Belfast Print Workshop Xmas Exhibition

There are no mince pieces, but plenty of Christmas cheer

A mellow crowd turns up for the launch of the Belfast Print Workshop's annual Christmas Exhibition. There’s mulled wine to warm the cockles on this suddenly very cold night, though no mince pies. 'Ah, the cutbacks!' it is concluded.

It's the kind of evening where you will find a little boy nibbling shortbread in a corner, while a tiny girl squeals at a colourful print of three foxes hung at her eye level. The artists and their guests, meanwhile, discuss not only the works, but also each other. Words of congratulation and encouragement are exchanged.

The exhibition rewards a patient viewer. With prints and paintings displayed frame-to-frame, the gallery is more in the Victorian than the modern mould, allowing punters to better compare, contrast, and decide what they like. Then, if you fall in love with a piece, you don't have to demur too much about taking it home with you: mini prints start at £10, and even the bigger works are quite affordable.

The exhibition starts well, with Ivan Frew's impressionistic 'Twilight Fermanagh'. The eye is drawn not by the huge, dark tree, but by the small and watery full moon that is bleached away by the aurora borealis-like glow on the horizon.

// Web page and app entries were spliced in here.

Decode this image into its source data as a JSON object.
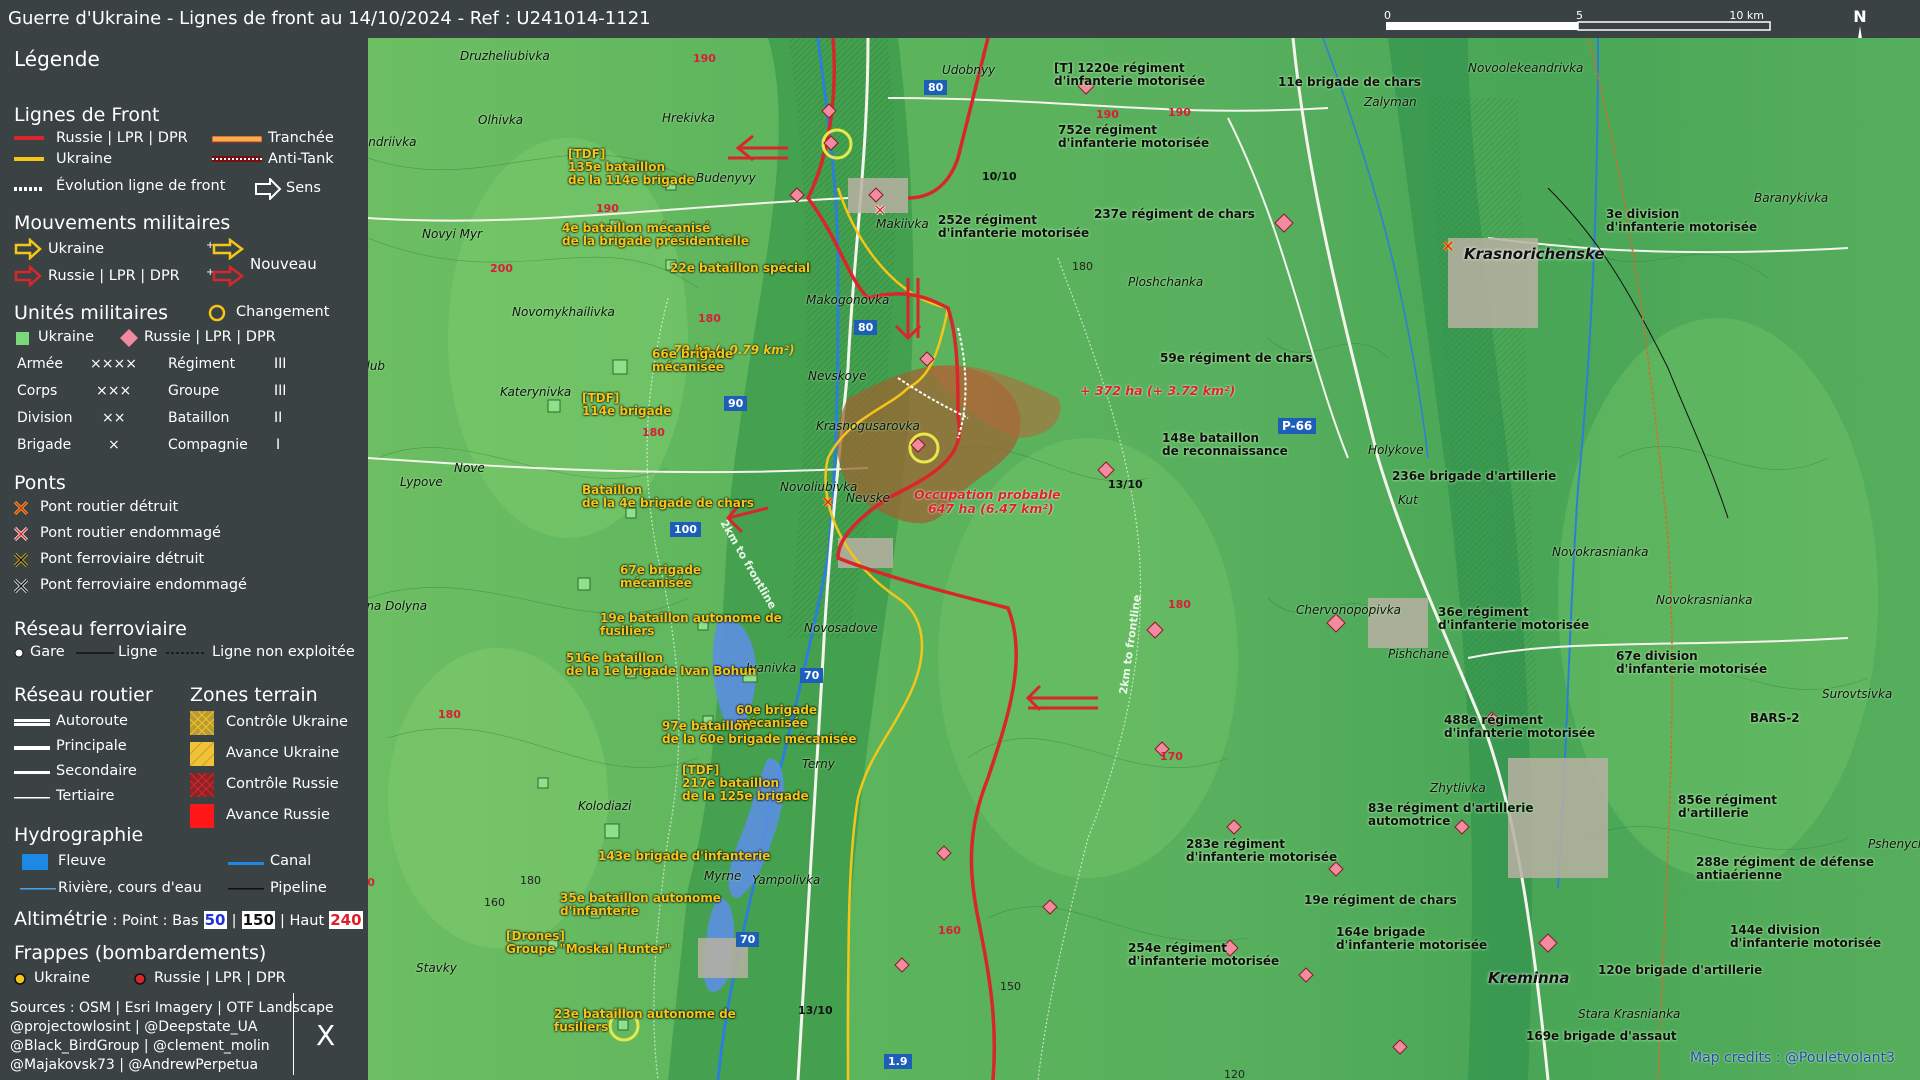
{
  "title": "Guerre d'Ukraine - Lignes de front au 14/10/2024 - Ref : U241014-1121",
  "scale": {
    "ticks": [
      "0",
      "5",
      "10 km"
    ]
  },
  "north_label": "N",
  "legend": {
    "title": "Légende",
    "front": {
      "heading": "Lignes de Front",
      "russia": "Russie | LPR | DPR",
      "ukraine": "Ukraine",
      "evolution": "Évolution ligne de front",
      "trench": "Tranchée",
      "antitank": "Anti-Tank",
      "direction": "Sens"
    },
    "movements": {
      "heading": "Mouvements militaires",
      "ukraine": "Ukraine",
      "russia": "Russie | LPR | DPR",
      "new": "Nouveau"
    },
    "units": {
      "heading": "Unités militaires",
      "change": "Changement",
      "ukraine": "Ukraine",
      "russia": "Russie | LPR | DPR",
      "rows": [
        {
          "a": "Armée",
          "as": "××××",
          "b": "Régiment",
          "bs": "III"
        },
        {
          "a": "Corps",
          "as": "×××",
          "b": "Groupe",
          "bs": "III"
        },
        {
          "a": "Division",
          "as": "××",
          "b": "Bataillon",
          "bs": "II"
        },
        {
          "a": "Brigade",
          "as": "×",
          "b": "Compagnie",
          "bs": "I"
        }
      ]
    },
    "bridges": {
      "heading": "Ponts",
      "items": [
        "Pont routier détruit",
        "Pont routier endommagé",
        "Pont ferroviaire détruit",
        "Pont ferroviaire endommagé"
      ]
    },
    "rail": {
      "heading": "Réseau ferroviaire",
      "station": "Gare",
      "line": "Ligne",
      "unused": "Ligne non exploitée"
    },
    "roads": {
      "heading": "Réseau routier",
      "items": [
        "Autoroute",
        "Principale",
        "Secondaire",
        "Tertiaire"
      ]
    },
    "zones": {
      "heading": "Zones terrain",
      "items": [
        "Contrôle Ukraine",
        "Avance Ukraine",
        "Contrôle Russie",
        "Avance Russie"
      ]
    },
    "hydro": {
      "heading": "Hydrographie",
      "river": "Fleuve",
      "canal": "Canal",
      "stream": "Rivière, cours d'eau",
      "pipeline": "Pipeline"
    },
    "altimetry": {
      "heading": "Altimétrie",
      "text": ": Point : Bas",
      "low": "50",
      "mid": "150",
      "high_label": "| Haut",
      "high": "240"
    },
    "strikes": {
      "heading": "Frappes (bombardements)",
      "ukraine": "Ukraine",
      "russia": "Russie | LPR | DPR"
    },
    "sources": [
      "Sources : OSM | Esri Imagery | OTF Landscape",
      "@projectowlosint | @Deepstate_UA",
      "@Black_BirdGroup | @clement_molin",
      "@Majakovsk73 | @AndrewPerpetua"
    ],
    "x_logo": "X"
  },
  "colors": {
    "russia": "#d8262a",
    "ukraine": "#f5c518",
    "land_light": "#6fc66a",
    "land_dark": "#2f9a4a",
    "water": "#5b8fe0"
  },
  "map": {
    "credits": "Map credits : @Pouletvolant3",
    "front_labels": {
      "ua_change": "- 79 ha (- 0.79 km²)",
      "ru_change": "+ 372 ha (+ 3.72 km²)",
      "occupation_1": "Occupation probable",
      "occupation_2": "647 ha (6.47 km²)",
      "frontline_1": "2km to frontline",
      "frontline_2": "2km to frontline"
    },
    "big_towns": [
      "Krasnorichenske",
      "Kreminna"
    ],
    "towns": [
      "Druzheliubivka",
      "Olhivka",
      "Andriivka",
      "Hrekivka",
      "Novyi Myr",
      "Budenyvy",
      "Makiivka",
      "Novomykhailivka",
      "Makogonovka",
      "Nevskoye",
      "Katerynivka",
      "Krasnogusarovka",
      "Lypove",
      "Nove",
      "Novoliubivka",
      "Nevske",
      "Zelena Dolyna",
      "Novosadove",
      "Ivanivka",
      "Terny",
      "Kolodiazi",
      "Myrne",
      "Yampolivka",
      "Stavky",
      "Udobnyy",
      "Ploshchanka",
      "Holykove",
      "Kut",
      "Chervonopopivka",
      "Pishchane",
      "Zhytlivka",
      "Novoolekeandrivka",
      "Zalyman",
      "Baranykivka",
      "Novokrasnianka",
      "Novokrasnianka",
      "Surovtsivka",
      "Pshenych",
      "Stara Krasnianka",
      "Podkolub"
    ],
    "altitudes": [
      "190",
      "190",
      "190",
      "200",
      "180",
      "180",
      "170",
      "160",
      "180",
      "180",
      "190",
      "170",
      "160",
      "150",
      "120",
      "180",
      "180"
    ],
    "road_shields": [
      "80",
      "80",
      "90",
      "100",
      "70",
      "70",
      "P-66",
      "1.9"
    ],
    "change_dates": [
      "10/10",
      "13/10",
      "13/10"
    ],
    "ukraine_units": [
      "[TDF]\n135e bataillon\nde la 114e brigade",
      "4e bataillon mécanisé\nde la brigade présidentielle",
      "22e bataillon spécial",
      "66e brigade\nmécanisée",
      "[TDF]\n114e brigade",
      "Bataillon\nde la 4e brigade de chars",
      "67e brigade\nmécanisée",
      "19e bataillon autonome de\nfusiliers",
      "516e bataillon\nde la 1e brigade Ivan Bohun",
      "60e brigade\nmécanisée",
      "97e bataillon\nde la 60e brigade mécanisée",
      "[TDF]\n217e bataillon\nde la 125e brigade",
      "143e brigade d'infanterie",
      "35e bataillon autonome\nd'infanterie",
      "[Drones]\nGroupe \"Moskal Hunter\"",
      "23e bataillon autonome de\nfusiliers"
    ],
    "russia_units": [
      "[T] 1220e régiment\nd'infanterie motorisée",
      "752e régiment\nd'infanterie motorisée",
      "252e régiment\nd'infanterie motorisée",
      "237e régiment de chars",
      "11e brigade de chars",
      "3e division\nd'infanterie motorisée",
      "59e régiment de chars",
      "148e bataillon\nde reconnaissance",
      "236e brigade d'artillerie",
      "36e régiment\nd'infanterie motorisée",
      "67e division\nd'infanterie motorisée",
      "488e régiment\nd'infanterie motorisée",
      "BARS-2",
      "83e régiment d'artillerie\nautomotrice",
      "856e régiment\nd'artillerie",
      "283e régiment\nd'infanterie motorisée",
      "288e régiment de défense\nantiaérienne",
      "19e régiment de chars",
      "164e brigade\nd'infanterie motorisée",
      "144e division\nd'infanterie motorisée",
      "254e régiment\nd'infanterie motorisée",
      "120e brigade d'artillerie",
      "169e brigade d'assaut"
    ]
  }
}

Its collograph technique adds to its mystical quality.

'In the Forest of the Night', a colour reduction lino by Marg McArdell, also sets the imagination running. The landscape of diagonals and verticals formed by the trees both suggests the rippling motion of Blake’s brightly burning tiger, and invites the observer to travel in its layeredness in search of the elusive animal.

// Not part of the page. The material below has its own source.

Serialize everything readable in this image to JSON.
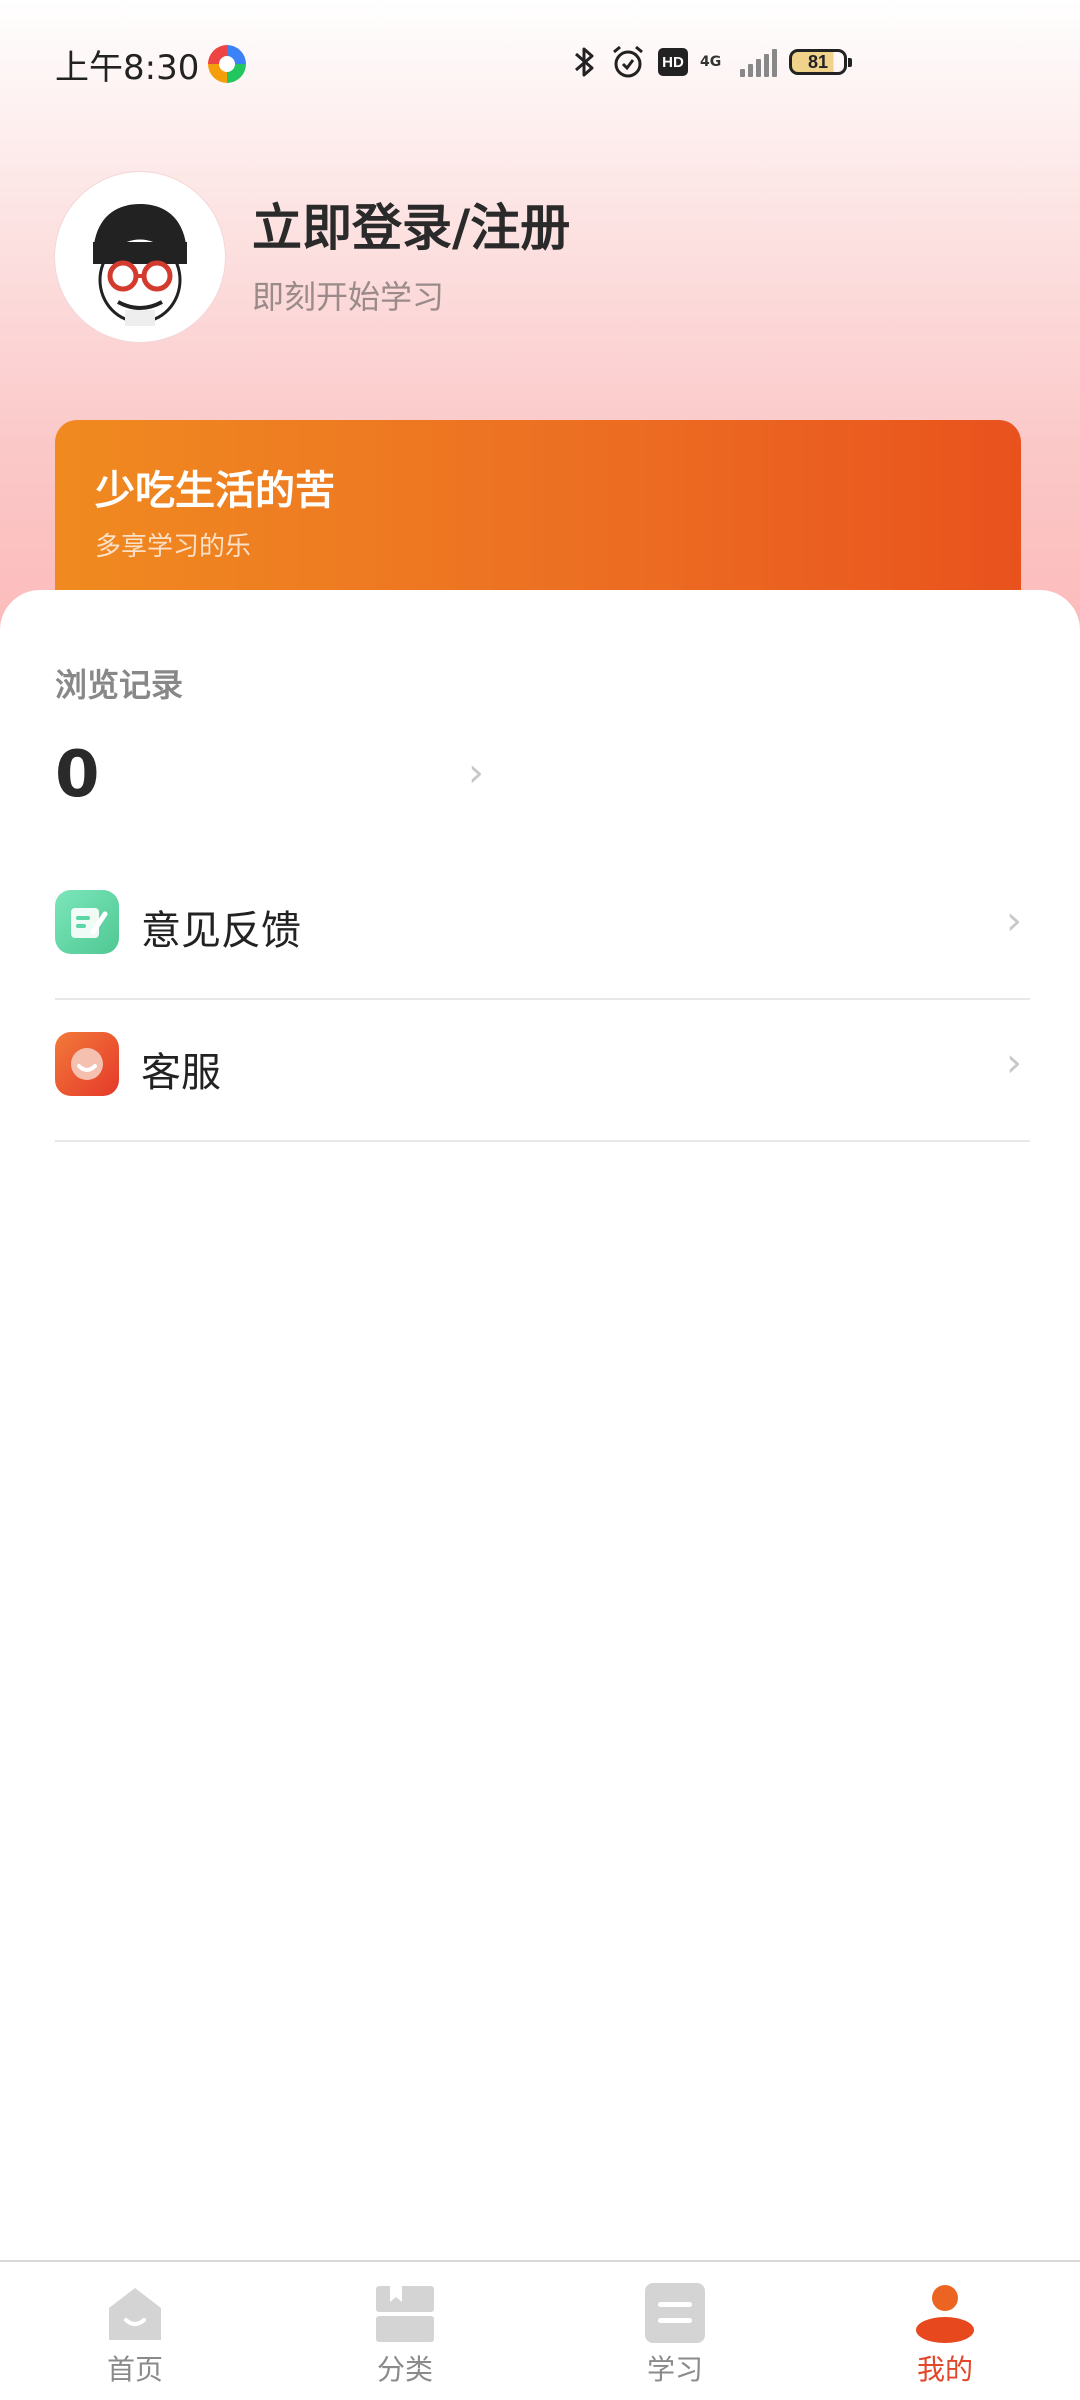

Further exploration reveals John Morris's cute drypoint images of birds; the anonymous people of Sarah Cullen; the psychedelic skull explosions of Ben Allen; and the clear linocut shapes of David Steele's 'Memories of Yoyogi Park'. Sarah Gordon's intaglio, 'The Day That I Dreamt It' is darkly humorous. It gives us two people: not happy, and yet there they are, dressed up as a giraffe and a crocodile.

'Escape' by David Steele is undoubtedly one of the most dramatic pieces on show. At first glance the work is incredibly grim, but at closer inspection the emaciated figure, white lines etched in black, is seen to be smiling, perhaps thumbing his nose? Within an exposed ribcage his heart is visible, revealing an unexpected tenderness.

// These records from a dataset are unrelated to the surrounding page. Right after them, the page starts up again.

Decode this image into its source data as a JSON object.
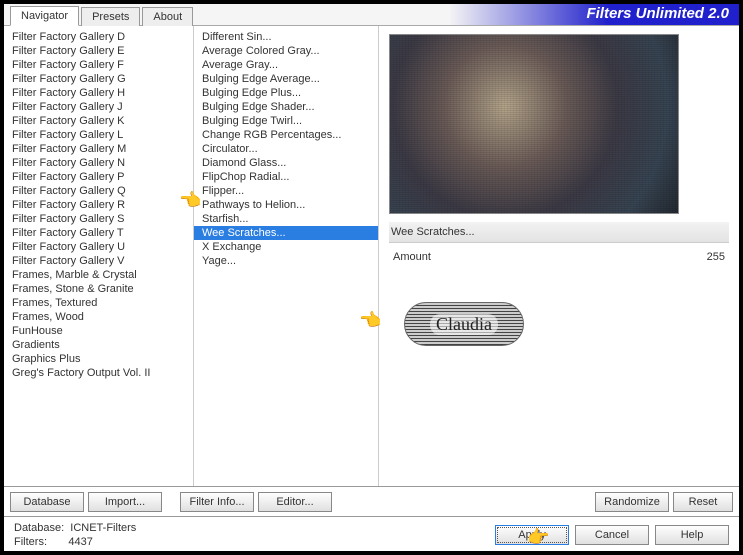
{
  "app_title": "Filters Unlimited 2.0",
  "tabs": {
    "navigator": "Navigator",
    "presets": "Presets",
    "about": "About"
  },
  "nav_items": [
    "Filter Factory Gallery D",
    "Filter Factory Gallery E",
    "Filter Factory Gallery F",
    "Filter Factory Gallery G",
    "Filter Factory Gallery H",
    "Filter Factory Gallery J",
    "Filter Factory Gallery K",
    "Filter Factory Gallery L",
    "Filter Factory Gallery M",
    "Filter Factory Gallery N",
    "Filter Factory Gallery P",
    "Filter Factory Gallery Q",
    "Filter Factory Gallery R",
    "Filter Factory Gallery S",
    "Filter Factory Gallery T",
    "Filter Factory Gallery U",
    "Filter Factory Gallery V",
    "Frames, Marble & Crystal",
    "Frames, Stone & Granite",
    "Frames, Textured",
    "Frames, Wood",
    "FunHouse",
    "Gradients",
    "Graphics Plus",
    "Greg's Factory Output Vol. II"
  ],
  "filter_items": [
    "Different Sin...",
    "Average Colored Gray...",
    "Average Gray...",
    "Bulging Edge Average...",
    "Bulging Edge Plus...",
    "Bulging Edge Shader...",
    "Bulging Edge Twirl...",
    "Change RGB Percentages...",
    "Circulator...",
    "Diamond Glass...",
    "FlipChop Radial...",
    "Flipper...",
    "Pathways to Helion...",
    "Starfish...",
    "Wee Scratches...",
    "X Exchange",
    "Yage..."
  ],
  "selected_filter": "Wee Scratches...",
  "param": {
    "label": "Amount",
    "value": "255"
  },
  "buttons": {
    "database": "Database",
    "import": "Import...",
    "filter_info": "Filter Info...",
    "editor": "Editor...",
    "randomize": "Randomize",
    "reset": "Reset",
    "apply": "Apply",
    "cancel": "Cancel",
    "help": "Help"
  },
  "footer": {
    "db_label": "Database:",
    "db_value": "ICNET-Filters",
    "filters_label": "Filters:",
    "filters_value": "4437"
  },
  "watermark": "Claudia"
}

'What’s Going On?' is a triptych by Bronagh Lawson. The medium is enigmatically left blank on the description card. Fragile lines are sketched on faded pink, with headlines involving the Catholic church, Ian Paisley and 50-pints-a-week teens shunted across them. Indeed, what’s going on? There must be a connection in this unholy trinity of modern Belfast but, like its title, it poses more questions than it answers.

The appearance of Amy Winehouse heralds her definitive elevation to the questionable cult status of Elvis and Marilyn Monroe. We’re delighted by the traditional drawing skills of the adjoining print of a primate’s head against foliage, until we realise that the artist (Roy Fisher) of both pieces is the same. He may have drawn the crude 'Amy, Amy, Amy', but it’s unlikely that he’s responsible for the original drawing of the chimpanzee.

Will White's etching 'White Rock' shows a welcome mastery of both draughtsmanship and restraint. Its careful composition is almost Japanese, its boat and seaside village mostly suggested, and the reflections in the water barely sketched at all. Less, in this case, is definitely more.

There's quite a contrast between that and the screen print 'Promise'. An angry mouth, scrawled dark blue on a dirty pink surface with wild zigzags, suggests that artist Bill Penney has had more than a few broken.

Colin Davis’s 'Wolf' dominates the gallery. It is savage in its execution, inks on lithograph plate in slashing diagonals. The beast is impressive in its flight, its shape barely defined, suggesting a blur of motion, while the dark blue colour gives an impression of the short half-days of the icy north.

'But is it art?' is the often asked question. Which is invariably followed by, 'Do I like it?' And though you can’t argue about taste, one thing can definitely be said of the BPW's Christmas exhibition: none of it is bland, and everyone should be able to find something to their liking.

Belfast Print Workshop's annual Christmas Exhibition runs until the end of December.